Lake Quinault on the Olympic Peninsula. Photo: Frederica Bowcutt
Sea anemones. Photo: Frederica Bowcutt

Comprising about 3,600 square miles (9,300 km2), The Olympic Peninsula is the large arm of land in western Washington lying west of Seattle, and contains the Olympic National Park, Olympic National Forest, and the puget sound, also known as the Salish Sea. It is bounded on the west by the Pacific Ocean, on the north by the Strait of Juan de Fuca, and on the east by the Hood Canal. 

The Olympic National Park is 1,500 square miles of preserved, protected land managed by the National Park Service and the department of the interior, while the Olympic National Forest 980 square miles of disconnected land which serves many purposes, including timber, recreation, fishing, and hunting, managed by the department of agriculture. Both encompass the varied landscape of Washington’s Olympic Peninsula, from lush rainforests, to deep canyons, to high mountain ridges, to ocean beaches. Wilderness recreation opportunities, such as backpacking and backcountry horseback riding, exist in the peninsula on both national park and national forest land.

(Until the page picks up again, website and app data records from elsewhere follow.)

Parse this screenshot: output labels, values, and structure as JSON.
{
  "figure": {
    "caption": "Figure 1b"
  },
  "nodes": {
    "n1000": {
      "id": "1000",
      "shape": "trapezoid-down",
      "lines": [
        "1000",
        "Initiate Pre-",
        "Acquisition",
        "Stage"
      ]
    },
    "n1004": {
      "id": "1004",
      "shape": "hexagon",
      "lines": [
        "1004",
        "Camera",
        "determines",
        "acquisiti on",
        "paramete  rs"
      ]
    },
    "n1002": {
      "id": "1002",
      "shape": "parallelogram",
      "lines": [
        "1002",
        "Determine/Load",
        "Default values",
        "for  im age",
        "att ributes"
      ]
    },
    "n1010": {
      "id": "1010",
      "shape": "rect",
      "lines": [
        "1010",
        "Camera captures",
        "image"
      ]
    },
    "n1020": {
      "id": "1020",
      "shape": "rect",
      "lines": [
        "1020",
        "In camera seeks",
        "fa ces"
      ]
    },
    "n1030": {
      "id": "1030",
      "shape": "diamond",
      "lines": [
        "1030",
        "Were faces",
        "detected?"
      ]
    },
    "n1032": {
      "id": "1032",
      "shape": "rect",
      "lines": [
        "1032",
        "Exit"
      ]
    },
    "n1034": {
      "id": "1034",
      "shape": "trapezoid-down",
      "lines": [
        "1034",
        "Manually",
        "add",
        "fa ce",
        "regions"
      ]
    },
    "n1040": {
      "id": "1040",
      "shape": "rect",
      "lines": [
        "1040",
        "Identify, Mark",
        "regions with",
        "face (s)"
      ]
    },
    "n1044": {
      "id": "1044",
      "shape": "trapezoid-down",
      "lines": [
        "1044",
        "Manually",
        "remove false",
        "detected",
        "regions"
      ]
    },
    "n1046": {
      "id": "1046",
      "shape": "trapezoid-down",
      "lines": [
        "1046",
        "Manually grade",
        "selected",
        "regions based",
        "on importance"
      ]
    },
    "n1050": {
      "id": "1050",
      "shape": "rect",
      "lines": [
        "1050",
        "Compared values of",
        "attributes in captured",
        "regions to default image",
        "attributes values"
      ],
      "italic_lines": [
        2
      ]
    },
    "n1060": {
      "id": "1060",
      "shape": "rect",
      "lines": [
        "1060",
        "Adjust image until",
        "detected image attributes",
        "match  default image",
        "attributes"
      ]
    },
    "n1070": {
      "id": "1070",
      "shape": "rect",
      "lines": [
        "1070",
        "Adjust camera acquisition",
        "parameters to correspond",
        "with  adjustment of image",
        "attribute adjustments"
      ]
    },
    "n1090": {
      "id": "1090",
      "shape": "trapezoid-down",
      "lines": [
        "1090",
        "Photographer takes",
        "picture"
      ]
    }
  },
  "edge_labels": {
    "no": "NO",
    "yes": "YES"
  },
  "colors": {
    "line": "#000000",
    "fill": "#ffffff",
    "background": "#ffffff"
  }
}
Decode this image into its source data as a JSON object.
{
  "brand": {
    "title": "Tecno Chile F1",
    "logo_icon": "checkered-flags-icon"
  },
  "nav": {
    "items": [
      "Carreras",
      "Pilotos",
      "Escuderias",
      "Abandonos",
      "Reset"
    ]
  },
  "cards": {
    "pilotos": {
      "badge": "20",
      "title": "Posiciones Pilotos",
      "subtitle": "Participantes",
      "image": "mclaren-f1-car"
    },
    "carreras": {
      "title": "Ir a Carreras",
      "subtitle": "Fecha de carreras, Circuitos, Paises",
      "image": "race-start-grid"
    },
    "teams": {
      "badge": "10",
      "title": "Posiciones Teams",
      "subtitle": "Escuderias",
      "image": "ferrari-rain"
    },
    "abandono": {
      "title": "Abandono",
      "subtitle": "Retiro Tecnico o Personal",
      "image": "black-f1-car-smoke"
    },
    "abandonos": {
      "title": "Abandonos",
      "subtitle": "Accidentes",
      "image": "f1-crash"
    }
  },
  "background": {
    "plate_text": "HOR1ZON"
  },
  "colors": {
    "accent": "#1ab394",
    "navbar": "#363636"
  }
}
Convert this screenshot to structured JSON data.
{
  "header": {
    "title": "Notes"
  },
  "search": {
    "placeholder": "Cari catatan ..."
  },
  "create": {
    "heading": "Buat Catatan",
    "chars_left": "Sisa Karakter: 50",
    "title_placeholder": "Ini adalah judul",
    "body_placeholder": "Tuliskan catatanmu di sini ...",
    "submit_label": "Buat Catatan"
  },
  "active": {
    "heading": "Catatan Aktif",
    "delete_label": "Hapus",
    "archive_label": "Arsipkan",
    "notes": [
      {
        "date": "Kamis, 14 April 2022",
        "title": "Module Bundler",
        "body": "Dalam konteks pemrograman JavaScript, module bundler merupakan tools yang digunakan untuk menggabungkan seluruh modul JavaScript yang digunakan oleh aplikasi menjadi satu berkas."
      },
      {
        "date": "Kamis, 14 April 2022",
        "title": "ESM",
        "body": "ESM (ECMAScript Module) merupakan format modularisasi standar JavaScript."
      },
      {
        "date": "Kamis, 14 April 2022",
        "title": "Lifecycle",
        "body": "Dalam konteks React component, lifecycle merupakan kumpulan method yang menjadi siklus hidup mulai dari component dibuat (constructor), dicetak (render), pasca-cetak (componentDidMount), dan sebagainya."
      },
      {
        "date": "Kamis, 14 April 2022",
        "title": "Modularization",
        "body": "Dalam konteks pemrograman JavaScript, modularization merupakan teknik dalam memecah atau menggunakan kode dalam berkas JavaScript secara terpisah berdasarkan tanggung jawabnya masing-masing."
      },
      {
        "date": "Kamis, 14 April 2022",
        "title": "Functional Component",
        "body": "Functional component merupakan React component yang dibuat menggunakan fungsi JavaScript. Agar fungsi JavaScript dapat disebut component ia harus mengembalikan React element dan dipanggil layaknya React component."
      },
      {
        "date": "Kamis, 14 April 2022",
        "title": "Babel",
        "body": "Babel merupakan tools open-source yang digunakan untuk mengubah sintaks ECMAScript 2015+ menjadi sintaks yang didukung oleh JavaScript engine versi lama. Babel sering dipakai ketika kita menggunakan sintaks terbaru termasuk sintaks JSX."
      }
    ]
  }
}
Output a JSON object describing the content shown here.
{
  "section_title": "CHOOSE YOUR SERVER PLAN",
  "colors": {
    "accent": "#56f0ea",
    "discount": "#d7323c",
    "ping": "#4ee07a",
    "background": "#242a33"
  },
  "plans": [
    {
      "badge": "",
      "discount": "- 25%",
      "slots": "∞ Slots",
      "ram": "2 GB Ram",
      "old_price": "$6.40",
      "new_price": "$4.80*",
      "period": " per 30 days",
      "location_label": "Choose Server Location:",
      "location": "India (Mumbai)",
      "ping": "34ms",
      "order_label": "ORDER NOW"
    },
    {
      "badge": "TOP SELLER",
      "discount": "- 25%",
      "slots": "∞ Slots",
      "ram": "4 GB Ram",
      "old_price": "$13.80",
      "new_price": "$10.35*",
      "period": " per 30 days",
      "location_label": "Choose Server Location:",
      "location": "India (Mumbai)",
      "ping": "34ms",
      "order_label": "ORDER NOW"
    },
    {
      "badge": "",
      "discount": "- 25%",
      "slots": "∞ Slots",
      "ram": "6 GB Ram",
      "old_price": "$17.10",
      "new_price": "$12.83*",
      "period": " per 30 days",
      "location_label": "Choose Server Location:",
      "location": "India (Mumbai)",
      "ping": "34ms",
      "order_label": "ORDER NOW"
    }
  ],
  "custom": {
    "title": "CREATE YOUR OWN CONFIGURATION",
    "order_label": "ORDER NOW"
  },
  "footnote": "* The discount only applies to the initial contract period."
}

Some iconic destinations of the peninsula include the Hoh Rainforest, Lake Quinault Nature Trail, Staircase, and Ruby Beach.

NPS Olympic National Park

USDA Olympic National Forest

Amphibians and Reptiles of Olympic National Park

Audubon: Olympic National Park

Dow Lambert’s Olympic Bird Photography

Geologic Map of the Olympic Peninsula: Plate 1

Geologic Map of the Olympic Peninsula: Plate 2

UW: Geology of the Olympic Peninsula

Guide to the Flora of the Olympic Peninsula

Inventory of the Mosses, Liverworts, and Lichens of Olympic National Park

Olympic National Forest Plant Notebook

Olympic Peninsula Biodiversity

Olympic Peninsula Dune Trails

WNPS: Olympic Peninsula

Pallas Written by: